It’s not very surprising that Mac DeMarco, being the gap-toothed goofball that he is, would release his latest album on April Fool’s Day. Salad Days, DeMarco’s sophomore effort, embodies the meaning of the “holiday” — almost nostalgic in nature, the record showcases his talent in a more grown-up light than his carefree and mischievous debut album, 2.
So evolved is this album’s sound that it’s a mystery how DeMarco crafted Salad Days, an amalgamation of stoner-slacker-psychedelic rock, in his dingy Brooklyn apartment by recording each instrument on his own and recruiting friends as his backing band for tours.

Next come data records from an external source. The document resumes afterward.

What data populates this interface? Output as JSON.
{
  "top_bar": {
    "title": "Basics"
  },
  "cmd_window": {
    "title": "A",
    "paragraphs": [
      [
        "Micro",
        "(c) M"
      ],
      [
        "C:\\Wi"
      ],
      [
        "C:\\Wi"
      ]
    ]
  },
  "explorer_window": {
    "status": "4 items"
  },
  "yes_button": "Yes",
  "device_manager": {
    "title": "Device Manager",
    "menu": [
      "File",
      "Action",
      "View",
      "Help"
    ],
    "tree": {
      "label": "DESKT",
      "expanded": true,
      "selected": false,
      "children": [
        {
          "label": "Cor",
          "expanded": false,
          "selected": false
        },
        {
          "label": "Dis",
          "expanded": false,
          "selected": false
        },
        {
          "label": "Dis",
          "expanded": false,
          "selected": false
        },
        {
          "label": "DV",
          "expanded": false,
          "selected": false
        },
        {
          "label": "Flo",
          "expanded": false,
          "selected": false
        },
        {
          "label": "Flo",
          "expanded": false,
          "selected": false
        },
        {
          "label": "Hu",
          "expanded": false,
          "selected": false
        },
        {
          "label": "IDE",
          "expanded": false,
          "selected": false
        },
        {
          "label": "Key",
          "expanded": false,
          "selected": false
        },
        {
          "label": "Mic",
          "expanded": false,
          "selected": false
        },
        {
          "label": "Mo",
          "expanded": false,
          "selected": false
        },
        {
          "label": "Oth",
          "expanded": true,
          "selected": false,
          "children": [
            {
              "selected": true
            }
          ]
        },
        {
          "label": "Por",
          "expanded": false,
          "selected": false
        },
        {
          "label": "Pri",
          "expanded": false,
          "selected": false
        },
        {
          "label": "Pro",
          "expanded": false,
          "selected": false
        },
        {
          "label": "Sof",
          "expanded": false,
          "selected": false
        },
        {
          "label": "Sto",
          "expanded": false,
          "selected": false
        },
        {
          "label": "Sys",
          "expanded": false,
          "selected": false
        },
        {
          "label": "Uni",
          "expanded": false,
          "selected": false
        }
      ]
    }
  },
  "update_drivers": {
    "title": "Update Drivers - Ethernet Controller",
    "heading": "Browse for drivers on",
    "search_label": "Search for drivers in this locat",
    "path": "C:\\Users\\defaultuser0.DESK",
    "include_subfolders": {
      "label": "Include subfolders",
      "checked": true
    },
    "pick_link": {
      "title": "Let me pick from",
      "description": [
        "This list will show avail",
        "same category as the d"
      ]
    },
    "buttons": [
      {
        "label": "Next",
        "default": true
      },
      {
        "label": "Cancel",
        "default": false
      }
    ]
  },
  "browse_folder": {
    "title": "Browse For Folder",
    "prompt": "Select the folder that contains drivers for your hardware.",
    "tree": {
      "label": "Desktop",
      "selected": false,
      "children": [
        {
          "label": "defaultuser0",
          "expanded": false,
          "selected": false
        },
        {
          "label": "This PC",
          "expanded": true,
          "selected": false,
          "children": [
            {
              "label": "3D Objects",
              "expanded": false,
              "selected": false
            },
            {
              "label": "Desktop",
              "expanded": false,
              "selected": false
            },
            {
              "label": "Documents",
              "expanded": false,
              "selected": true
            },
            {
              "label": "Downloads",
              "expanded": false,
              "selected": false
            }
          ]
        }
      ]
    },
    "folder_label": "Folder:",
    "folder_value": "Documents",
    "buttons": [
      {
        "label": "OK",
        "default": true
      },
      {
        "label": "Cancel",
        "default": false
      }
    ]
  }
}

DeMarco released Salad Days under New York label Captured Tracks, where his labelmates include DIIV, Wild Nothing and Beach Fossils. Oddly enough, the native Canadian doesn’t seem very cut out for work with record labels — the far-from-perfectionist work ethic and lazy slacker lifestyle manifested in his music isn’t normally thought of as conducive to musical success. Despite this incongruity, however, DeMarco went on to tour with famous French band Phoenix in 2013, boosting his popularity. DeMarco has carved out a niche for himself as one of the biggest names in indie rock, a poster boy of unlikely circumstances.
Over a span of just a few years, DeMarco has garnered an impressive cult following in the indie rock scene, especially by way of his outrageous onstage antics at live shows. An unabashed spirit prone to the occasional bout of public indecency, DeMarco has obviously been coming to grips with his overeager fans’ expectations of him, demanding he do something crazy during his performances. The song “Passing out the Pieces” addresses this issue in particular, as it makes his personal life public. DeMarco comes off as jaded when he sings, “I’m passing out pieces of me / Don’t you know nothing comes free?”
Another aspect of DeMarco’s life that has been unwillingly publicized is his relationship with girlfriend Kiera “Kiki” McNally. She is the subject of the track “Let My Baby Stay,” a slow, acoustic love song that serves as the album’s halfway marker as well as a much-needed tempo shift, paralleling a similar track on his last album, Still Together. In the song, he touches on Kiera’s immigrant status in the United States as a fellow Canadian and the government’s alleged attempts to deport her, imploring them to “let [his] baby stay.” Or, it might be a fabricated tale on DeMarco’s part in order to add to his growing mystique; either way, it’s definitely working.
Just as in his love ballad, DeMarco self-references his own pet name “Macky” on the track “Goodbye Weekend,” the most evocative of his work of all the tracks on Salad Days, with a guitar solo that could fit right into 2. In the song, he addresses critics of his life choices and eccentric mien, warning, “Don’t go telling me how this boy should be leading his own life / Sometimes rough, but generally speaking I’m fine.”
The title track, “Salad Days,” echoes the same sentiment of sad nostalgia overarching the whole album, opening with the lyrics, “As I’m getting older, chip up on my shoulder / Rolling through life, to roll over and die.” Despite the song’s cheerful, sunny melody the song’s melody, DeMarco’s lyrics reveal an underlying existential struggle with losing one’s youth, as he sings, “Oh mama / actin’ like my life’s already over / Oh dear / act your age and try another year.” The following track, “Blue Boy,” is no different — ordering his inner child to face reality, DeMarco sings, “No use acting so tough / Come down, sweetheart, grow up.”
Salad Days sees the novel use of the synthesizer in DeMarco’s arsenal of instruments in addition to the bright and highly-reverbed guitars previously heard on 2. Synths feature prominently on the track “Chamber of Reflection,” a funky bobbing bassline weaves throughout the song, reminiscent of 80s jazzercise techno with a lo-fi aesthetic, or even a gleaning of “chillwave” sounds from musical contemporaries like Toro y Moi or Washed Out.
Despite the successful effort to refine and mature his sound, it’s obvious that DeMarco retained his cheeky persona on Salad Days. At the same time, he stays true to 2 by reusing his shabby guitars and jerry-rigged effects pedals that give him his signature laid-back sound. Between songs, he can be heard muttering random notes out of context. At the end of the instrumental closing track, “Johnny’s Odyssey,” DeMarco leaves a heartfelt gem of a parting statement: “Hi guys, this is Mac, thank you for joining me, see you again soon, bye-bye.”
One thing is for sure: Mac DeMarco’s salad days aren’t quite gone yet.